→ **Entries shown**
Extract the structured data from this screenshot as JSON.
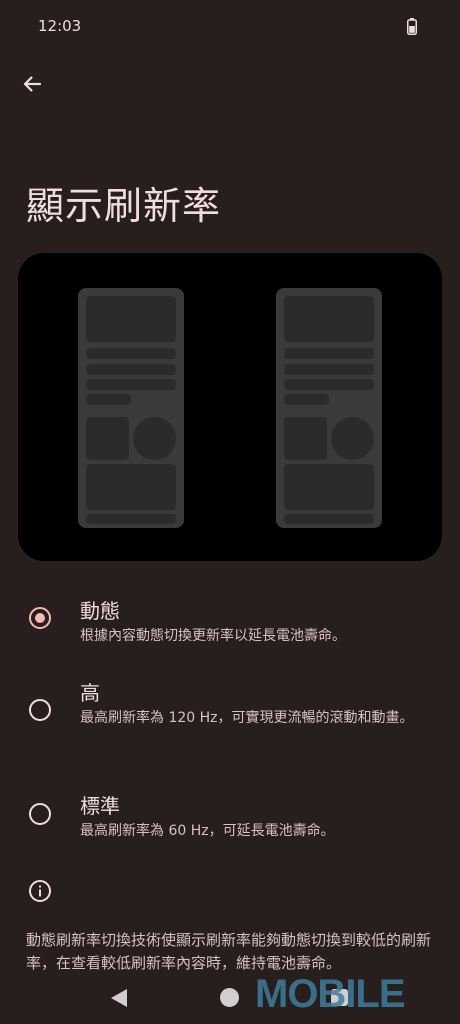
{
  "status_bar": {
    "time": "12:03"
  },
  "header": {
    "title": "顯示刷新率"
  },
  "options": [
    {
      "title": "動態",
      "subtitle": "根據內容動態切換更新率以延長電池壽命。",
      "selected": true
    },
    {
      "title": "高",
      "subtitle": "最高刷新率為 120 Hz，可實現更流暢的滾動和動畫。",
      "selected": false
    },
    {
      "title": "標準",
      "subtitle": "最高刷新率為 60 Hz，可延長電池壽命。",
      "selected": false
    }
  ],
  "footer": {
    "text": "動態刷新率切換技術使顯示刷新率能夠動態切換到較低的刷新率，在查看較低刷新率內容時，維持電池壽命。"
  },
  "watermark": "MOBILE",
  "colors": {
    "background": "#271e1d",
    "accent": "#f5b8ae",
    "text": "#f1dedc"
  },
  "icons": [
    "back-arrow-icon",
    "battery-icon",
    "info-icon",
    "nav-back-icon",
    "nav-home-icon",
    "nav-recent-icon"
  ]
}
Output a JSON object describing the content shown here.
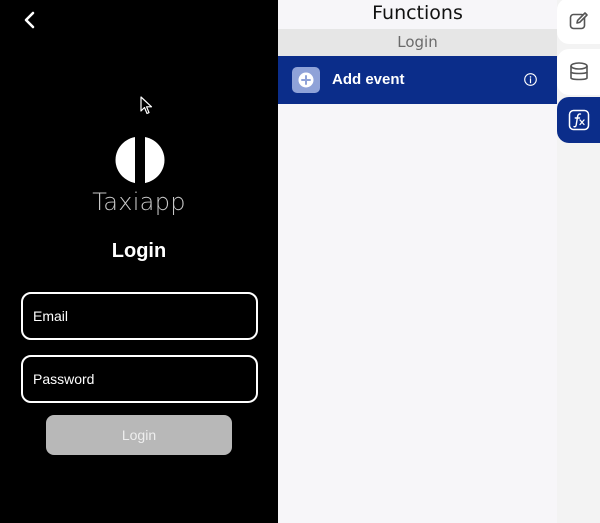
{
  "app": {
    "brand_name": "Taxiapp",
    "login_heading": "Login",
    "email_placeholder": "Email",
    "password_placeholder": "Password",
    "login_button_label": "Login"
  },
  "functions_panel": {
    "title": "Functions",
    "screen_name": "Login",
    "add_event_label": "Add event"
  },
  "rail": {
    "tabs": [
      {
        "icon": "edit-icon",
        "active": false
      },
      {
        "icon": "database-icon",
        "active": false
      },
      {
        "icon": "function-icon",
        "active": true
      }
    ]
  },
  "colors": {
    "accent": "#0b2d8a",
    "phone_background": "#000000",
    "panel_background": "#f7f6f9",
    "disabled_button": "#b8b8b8"
  }
}
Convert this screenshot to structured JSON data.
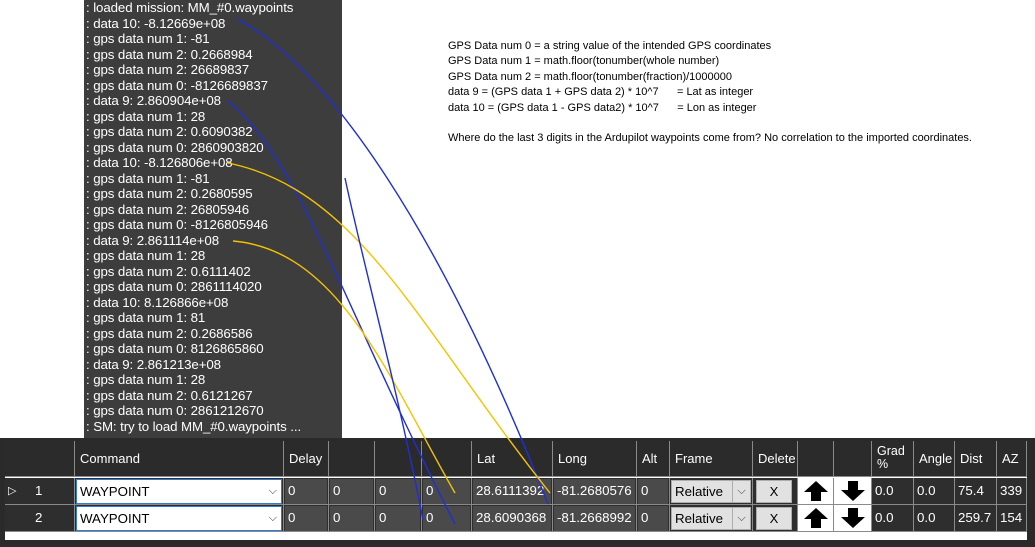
{
  "console": {
    "lines": [
      ": loaded mission: MM_#0.waypoints",
      ": data 10: -8.12669e+08",
      ": gps data num 1: -81",
      ": gps data num 2: 0.2668984",
      ": gps data num 2: 26689837",
      ": gps data num 0: -8126689837",
      ": data 9: 2.860904e+08",
      ": gps data num 1: 28",
      ": gps data num 2: 0.6090382",
      ": gps data num 0: 2860903820",
      ": data 10: -8.126806e+08",
      ": gps data num 1: -81",
      ": gps data num 2: 0.2680595",
      ": gps data num 2: 26805946",
      ": gps data num 0: -8126805946",
      ": data 9: 2.861114e+08",
      ": gps data num 1: 28",
      ": gps data num 2: 0.6111402",
      ": gps data num 0: 2861114020",
      ": data 10: 8.126866e+08",
      ": gps data num 1: 81",
      ": gps data num 2: 0.2686586",
      ": gps data num 0: 8126865860",
      ": data 9: 2.861213e+08",
      ": gps data num 1: 28",
      ": gps data num 2: 0.6121267",
      ": gps data num 0: 2861212670",
      ": SM: try to load MM_#0.waypoints ..."
    ]
  },
  "notes": [
    "GPS Data num 0 = a string value of the intended GPS coordinates",
    "GPS Data num 1 = math.floor(tonumber(whole number)",
    "GPS Data num 2 = math.floor(tonumber(fraction)/1000000",
    "data 9 = (GPS data 1 + GPS data 2) * 10^7      = Lat as integer",
    "data 10 = (GPS data 1 - GPS data2) * 10^7      = Lon as integer",
    "",
    "Where do the last 3 digits in the Ardupilot waypoints come from? No correlation to the imported coordinates."
  ],
  "grid": {
    "headers": {
      "command": "Command",
      "delay": "Delay",
      "p2": "",
      "p3": "",
      "p4": "",
      "lat": "Lat",
      "long": "Long",
      "alt": "Alt",
      "frame": "Frame",
      "delete": "Delete",
      "up": "",
      "down": "",
      "grad": "Grad %",
      "angle": "Angle",
      "dist": "Dist",
      "az": "AZ"
    },
    "rows": [
      {
        "num": "1",
        "selected": true,
        "command": "WAYPOINT",
        "delay": "0",
        "p2": "0",
        "p3": "0",
        "p4": "0",
        "lat": "28.6111392",
        "long": "-81.2680576",
        "alt": "0",
        "frame": "Relative",
        "delete": "X",
        "grad": "0.0",
        "angle": "0.0",
        "dist": "75.4",
        "az": "339"
      },
      {
        "num": "2",
        "selected": false,
        "command": "WAYPOINT",
        "delay": "0",
        "p2": "0",
        "p3": "0",
        "p4": "0",
        "lat": "28.6090368",
        "long": "-81.2668992",
        "alt": "0",
        "frame": "Relative",
        "delete": "X",
        "grad": "0.0",
        "angle": "0.0",
        "dist": "259.7",
        "az": "154"
      }
    ]
  },
  "icons": {
    "up": "arrow-up-icon",
    "down": "arrow-down-icon",
    "dropdown": "chevron-down-icon",
    "row_selected": "row-selector-icon"
  },
  "colors": {
    "blue_line": "#1f2fd6",
    "yellow_line": "#f2c400"
  }
}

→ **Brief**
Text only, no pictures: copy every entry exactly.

→ **Result for this exercise**
Extract the structured data from this screenshot as JSON.
{
  "status_bar": {
    "time": "12:03"
  },
  "header": {
    "title": "顯示刷新率"
  },
  "options": [
    {
      "title": "動態",
      "subtitle": "根據內容動態切換更新率以延長電池壽命。",
      "selected": true
    },
    {
      "title": "高",
      "subtitle": "最高刷新率為 120 Hz，可實現更流暢的滾動和動畫。",
      "selected": false
    },
    {
      "title": "標準",
      "subtitle": "最高刷新率為 60 Hz，可延長電池壽命。",
      "selected": false
    }
  ],
  "footer": {
    "text": "動態刷新率切換技術使顯示刷新率能夠動態切換到較低的刷新率，在查看較低刷新率內容時，維持電池壽命。"
  },
  "watermark": "MOBILE",
  "colors": {
    "background": "#271e1d",
    "accent": "#f5b8ae",
    "text": "#f1dedc"
  },
  "icons": [
    "back-arrow-icon",
    "battery-icon",
    "info-icon",
    "nav-back-icon",
    "nav-home-icon",
    "nav-recent-icon"
  ]
}
Output a JSON object describing the content shown here.
{
  "app": {
    "brand_name": "Taxiapp",
    "login_heading": "Login",
    "email_placeholder": "Email",
    "password_placeholder": "Password",
    "login_button_label": "Login"
  },
  "functions_panel": {
    "title": "Functions",
    "screen_name": "Login",
    "add_event_label": "Add event"
  },
  "rail": {
    "tabs": [
      {
        "icon": "edit-icon",
        "active": false
      },
      {
        "icon": "database-icon",
        "active": false
      },
      {
        "icon": "function-icon",
        "active": true
      }
    ]
  },
  "colors": {
    "accent": "#0b2d8a",
    "phone_background": "#000000",
    "panel_background": "#f7f6f9",
    "disabled_button": "#b8b8b8"
  }
}
Convert this screenshot to structured JSON data.
{
  "console": {
    "lines": [
      ": loaded mission: MM_#0.waypoints",
      ": data 10: -8.12669e+08",
      ": gps data num 1: -81",
      ": gps data num 2: 0.2668984",
      ": gps data num 2: 26689837",
      ": gps data num 0: -8126689837",
      ": data 9: 2.860904e+08",
      ": gps data num 1: 28",
      ": gps data num 2: 0.6090382",
      ": gps data num 0: 2860903820",
      ": data 10: -8.126806e+08",
      ": gps data num 1: -81",
      ": gps data num 2: 0.2680595",
      ": gps data num 2: 26805946",
      ": gps data num 0: -8126805946",
      ": data 9: 2.861114e+08",
      ": gps data num 1: 28",
      ": gps data num 2: 0.6111402",
      ": gps data num 0: 2861114020",
      ": data 10: 8.126866e+08",
      ": gps data num 1: 81",
      ": gps data num 2: 0.2686586",
      ": gps data num 0: 8126865860",
      ": data 9: 2.861213e+08",
      ": gps data num 1: 28",
      ": gps data num 2: 0.6121267",
      ": gps data num 0: 2861212670",
      ": SM: try to load MM_#0.waypoints ..."
    ]
  },
  "notes": [
    "GPS Data num 0 = a string value of the intended GPS coordinates",
    "GPS Data num 1 = math.floor(tonumber(whole number)",
    "GPS Data num 2 = math.floor(tonumber(fraction)/1000000",
    "data 9 = (GPS data 1 + GPS data 2) * 10^7      = Lat as integer",
    "data 10 = (GPS data 1 - GPS data2) * 10^7      = Lon as integer",
    "",
    "Where do the last 3 digits in the Ardupilot waypoints come from? No correlation to the imported coordinates."
  ],
  "grid": {
    "headers": {
      "command": "Command",
      "delay": "Delay",
      "p2": "",
      "p3": "",
      "p4": "",
      "lat": "Lat",
      "long": "Long",
      "alt": "Alt",
      "frame": "Frame",
      "delete": "Delete",
      "up": "",
      "down": "",
      "grad": "Grad %",
      "angle": "Angle",
      "dist": "Dist",
      "az": "AZ"
    },
    "rows": [
      {
        "num": "1",
        "selected": true,
        "command": "WAYPOINT",
        "delay": "0",
        "p2": "0",
        "p3": "0",
        "p4": "0",
        "lat": "28.6111392",
        "long": "-81.2680576",
        "alt": "0",
        "frame": "Relative",
        "delete": "X",
        "grad": "0.0",
        "angle": "0.0",
        "dist": "75.4",
        "az": "339"
      },
      {
        "num": "2",
        "selected": false,
        "command": "WAYPOINT",
        "delay": "0",
        "p2": "0",
        "p3": "0",
        "p4": "0",
        "lat": "28.6090368",
        "long": "-81.2668992",
        "alt": "0",
        "frame": "Relative",
        "delete": "X",
        "grad": "0.0",
        "angle": "0.0",
        "dist": "259.7",
        "az": "154"
      }
    ]
  },
  "icons": {
    "up": "arrow-up-icon",
    "down": "arrow-down-icon",
    "dropdown": "chevron-down-icon",
    "row_selected": "row-selector-icon"
  },
  "colors": {
    "blue_line": "#1f2fd6",
    "yellow_line": "#f2c400"
  }
}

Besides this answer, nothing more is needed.